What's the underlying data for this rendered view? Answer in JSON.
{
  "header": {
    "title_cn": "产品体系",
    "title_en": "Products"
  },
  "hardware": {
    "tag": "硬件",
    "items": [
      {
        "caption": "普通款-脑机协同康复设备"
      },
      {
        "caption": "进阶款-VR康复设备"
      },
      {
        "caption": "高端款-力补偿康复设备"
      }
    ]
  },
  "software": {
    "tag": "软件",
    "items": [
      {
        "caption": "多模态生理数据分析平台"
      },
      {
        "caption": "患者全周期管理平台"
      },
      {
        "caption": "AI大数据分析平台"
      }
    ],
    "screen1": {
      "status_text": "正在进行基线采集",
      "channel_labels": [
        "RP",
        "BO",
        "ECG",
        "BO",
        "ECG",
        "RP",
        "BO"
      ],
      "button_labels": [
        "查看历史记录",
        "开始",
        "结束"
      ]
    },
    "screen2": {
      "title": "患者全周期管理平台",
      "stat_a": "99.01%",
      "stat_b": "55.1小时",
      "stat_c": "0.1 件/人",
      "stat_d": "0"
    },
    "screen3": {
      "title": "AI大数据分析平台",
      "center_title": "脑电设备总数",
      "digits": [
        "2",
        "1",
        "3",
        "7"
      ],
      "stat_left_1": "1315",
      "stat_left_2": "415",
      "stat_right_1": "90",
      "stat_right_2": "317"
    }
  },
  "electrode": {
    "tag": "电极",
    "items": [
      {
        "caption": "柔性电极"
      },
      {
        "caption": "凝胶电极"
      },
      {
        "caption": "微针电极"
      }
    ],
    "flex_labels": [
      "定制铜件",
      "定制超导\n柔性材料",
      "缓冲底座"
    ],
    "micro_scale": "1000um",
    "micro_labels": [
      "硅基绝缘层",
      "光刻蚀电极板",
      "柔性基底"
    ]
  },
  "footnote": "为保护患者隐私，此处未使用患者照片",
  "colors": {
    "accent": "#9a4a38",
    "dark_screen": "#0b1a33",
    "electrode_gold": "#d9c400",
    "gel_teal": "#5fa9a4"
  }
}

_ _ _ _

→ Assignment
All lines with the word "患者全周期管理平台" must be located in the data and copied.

→ Output for this task
        "caption": "患者全周期管理平台"
      "title": "患者全周期管理平台",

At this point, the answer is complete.